The worst thing about Byers' invisibility is not that it conveys the idea of a man who keeps his own counsel, a charge that his staff denies. The worst thing is that his low profile communicates the idea of a business with something to hide. "He has a very tight organization," says Betty Byers. "It's like the FBI. Things just don't get out. What's going on is pretty secret."
Santini still has what he calls "a J. Edgar Hoover-like impression" of the NCAA. "He [Byers] marches to his own drummer, and anybody who gets out of step in terms of his system, internally or externally, could find themselves on the Byers list," says the congressman. Big East commissioner Dave Gavitt, an admirer of Byers who works closely with him on television negotiations for the basketball tournament, says: "Byers has been responsive to coaches when they've done it through channels, rather than as men on a crusade, like Dale Brown."
Well, here's news: Men on a crusade are part of Walter Byers' constituency, too. Brown has been down in Baton Rouge kicking and screaming and complaining about NCAA rules and regulations for years, yet Byers has never acknowledged him. Maybe it was shyness, maybe it was a belief that talking to the troops isn't part of his job, but it still comes across as institutional arrogance. In this respect alone does Byers falter.
Nobody knows exactly what Byers will do in his retirement. Perhaps he'll head for the Flint Hills and become a full-time rancher. The Seven Cross ranch has been through some tough times recently, as have many other farms and ranches across the country, but Byers vows: "When I pass it on, it will be sound for my heirs." Still, most close friends doubt that he can be happy ranching on a full-time basis. It's doubtful that he could hit the lecture circuit; he doesn't have the personality for it. Perhaps he'll write a book. Possible—Byers admits that he has thought about it, though he says it won't be an autobiography. Lord knows, whatever the book is, it will have all the commas in the right place.

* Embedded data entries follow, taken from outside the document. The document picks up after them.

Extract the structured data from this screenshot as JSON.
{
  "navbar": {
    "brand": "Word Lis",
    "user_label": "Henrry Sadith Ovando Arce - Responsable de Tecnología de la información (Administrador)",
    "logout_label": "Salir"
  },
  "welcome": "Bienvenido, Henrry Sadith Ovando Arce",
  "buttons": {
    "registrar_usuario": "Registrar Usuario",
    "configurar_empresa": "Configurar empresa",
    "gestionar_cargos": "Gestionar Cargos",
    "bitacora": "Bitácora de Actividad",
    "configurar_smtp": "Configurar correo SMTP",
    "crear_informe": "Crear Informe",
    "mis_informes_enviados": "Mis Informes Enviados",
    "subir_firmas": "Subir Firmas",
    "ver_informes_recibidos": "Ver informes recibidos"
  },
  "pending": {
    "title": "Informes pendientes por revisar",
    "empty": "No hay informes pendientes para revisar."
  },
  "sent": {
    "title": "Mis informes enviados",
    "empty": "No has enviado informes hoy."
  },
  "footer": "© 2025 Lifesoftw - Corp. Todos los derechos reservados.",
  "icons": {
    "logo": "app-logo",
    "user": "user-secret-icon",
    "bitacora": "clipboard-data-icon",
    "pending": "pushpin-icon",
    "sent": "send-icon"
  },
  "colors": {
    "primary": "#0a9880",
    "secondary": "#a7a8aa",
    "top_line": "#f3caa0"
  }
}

"I obviously have some things in mind," said Byers last week, "but I'm not prepared to discuss them." In other words, get off it. Whatever he does, he'll do it quietly, efficiently and strictly on his terms. You can be sure of that.
"The challenge of life and what makes it exciting is to learn something from an experience and to develop and improve yourself through that experience, and to move on to the next job," Byers says. "That's what makes you a better individual."
Meanwhile, a six-member committee led by Wilford Bailey, Auburn's faculty representative, is in the process of selecting a new executive director. Byers has made it clear that he "does not want to play any part in the selection of my successor" and will leave it to the committee. The new executive director is expected to be in place by the spring of 1987, so that he will have some time to study Byers while the master is still on active duty.
The new leader will not, however, be another Solitary Man. At this point in its history the NCAA needs someone with a little more warmth and charm, someone who's willing to stroke a few egos, someone who's willing to sit down and schmooze with the college presidents.
But Byers won't be forgotten that easily. His mammoth empire, however flawed, endures. And so will the legacy of the emperor who seemed to have an invisible touch.